Homeschooling driving you totally bonkers? Louise from Pink Pear Bear recommends outsourcing it using a platform called student nannies. Just a few hours a week with a couple of really bright students who are super engaging might be just the ticket.
Manage their emotions
If you have one child back in school and the other still home learning things may have gotten even more tricky for you. Managing emotions around one seeing friends and the other not being able to can be really tough. Claire from Devon With Kids suggests having socially distanced lunchtimes with the friends of the sibling still homeschooling so that they can have more interaction with other children during the day.
Get the whole family involved
Homeschool doesn’t have to be all on you. Beth from www.Twinderelmo.co.uk advocates getting the whole family involved, “My girls had to sketch a sculpture they’d made, so we all had a go and they absolutely loved it – and laughed at my terrible drawing! My husband got rather engrossed but it was a good way to get them motivated and have fun at the same time.”
If you haven’t been doing so already, then www.justeilidh.com offers up learning outside when you can. She promises that just doing maths in the garden makes it seem more fun.
Just do what you can
Daily tasks are okay but projects that build up over a couple of weeks are hard to keep motivated for. Erica at The Incidental Parent champions just doing what you can without it becoming too much of a chore and upsetting everyone. Remember to take a lot of breaks and enjoy spending time together – mental health is also important.
Remember to relax
Have a day off if you feel like you and the kids need it. Most days you might do quite a bit of school work but some days you just need to focus on relaxing and playing and enjoying the time you have together. Learning through play and conversation is important too. Well said A Mum Reviews!
Try something new
….like an online art class! Pinks Charming highly recommends trying out an online art class that you can all do together. “We’ve studied Van Gough (twice) Frida Kahlo, Monet and more! The girls have loved it and have learned lots of tips too. I’ve really enjoyed getting back into painting too.”
Let them choose
If your children are struggling to get motivated, how about using this tactic from Emma-Louise at Even Angels Fall? Try putting together a list of the work they need to do set by the school that week and have them choose which work they would like to do each day, giving them the option to complete it all in a couple of days, giving themselves a longer break for the weekend in the process. It really helps them to see all the tasks and feel the achievement of ticking them off as they go along as well.
Keep boredom at bay
…with a huge list of possible activities which have educational benefits, doesn’t feel like “work” but helps to stave off the boredom. We love this one from our friends at We’re Going On An Adventure.
Think outside the box
If your children aren’t interested in schoolwork, shoot for what they ARE interested in. For Jemma at Thimble and Twig this has meant doing lots of science experiments in the garden and writing work in small chunks on post stick notes because the kids like ripping them off when they’re finished!
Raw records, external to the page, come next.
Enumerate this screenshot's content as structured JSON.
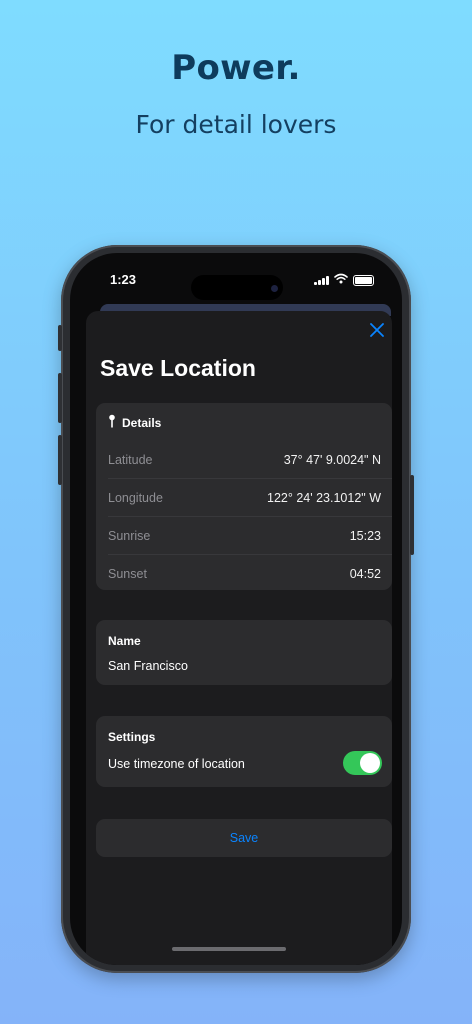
{
  "promo": {
    "headline": "Power.",
    "subheadline": "For detail lovers"
  },
  "status_bar": {
    "time": "1:23"
  },
  "sheet": {
    "title": "Save Location",
    "details": {
      "header": "Details",
      "rows": [
        {
          "label": "Latitude",
          "value": "37° 47' 9.0024\" N"
        },
        {
          "label": "Longitude",
          "value": "122° 24' 23.1012\" W"
        },
        {
          "label": "Sunrise",
          "value": "15:23"
        },
        {
          "label": "Sunset",
          "value": "04:52"
        }
      ]
    },
    "name": {
      "header": "Name",
      "value": "San Francisco"
    },
    "settings": {
      "header": "Settings",
      "toggle_label": "Use timezone of location",
      "toggle_on": true
    },
    "save_label": "Save"
  },
  "colors": {
    "accent": "#0a84ff",
    "toggle_on": "#34c759",
    "headline": "#0e3b5c"
  },
  "icons": [
    "wifi-icon",
    "battery-icon",
    "signal-icon",
    "close-icon",
    "pin-icon"
  ]
}
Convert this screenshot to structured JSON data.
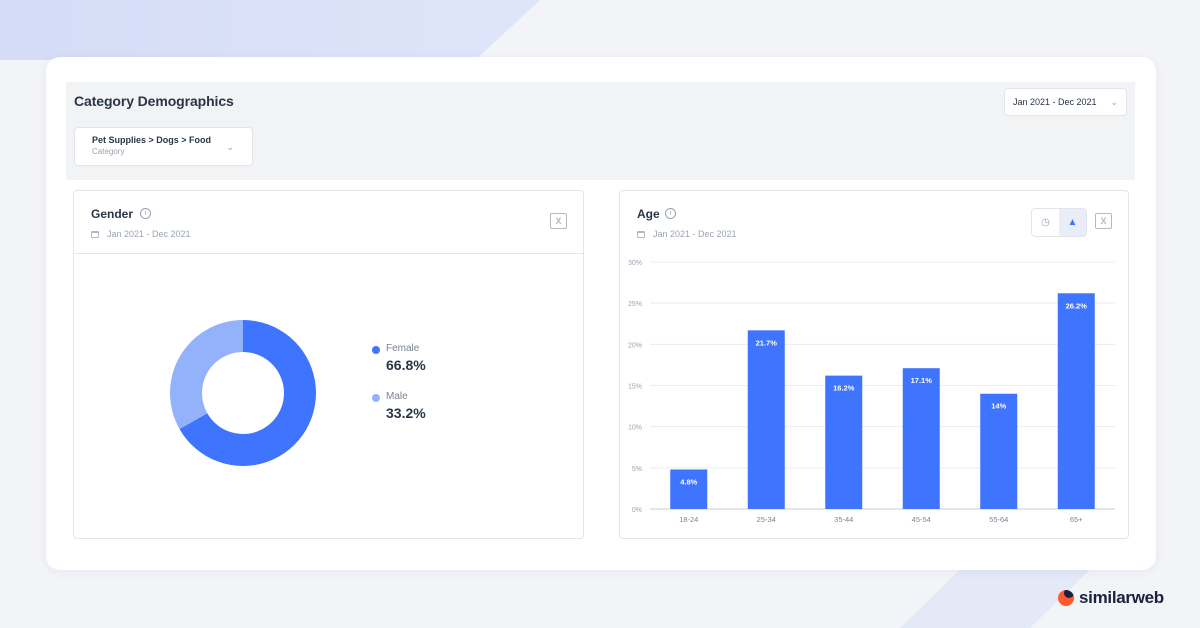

So as we count down the final weeks of Coronavirus homeschooling, remember it’s not long now. We’ve all done the best we can, and hopefully, some of the above suggestions will help you get through the final weeks of Coronavirus homeschooling with your sanity intact! Hmmm and then we need to think about how exactly those weeks of summer holiday will work – but that’s a whole other post….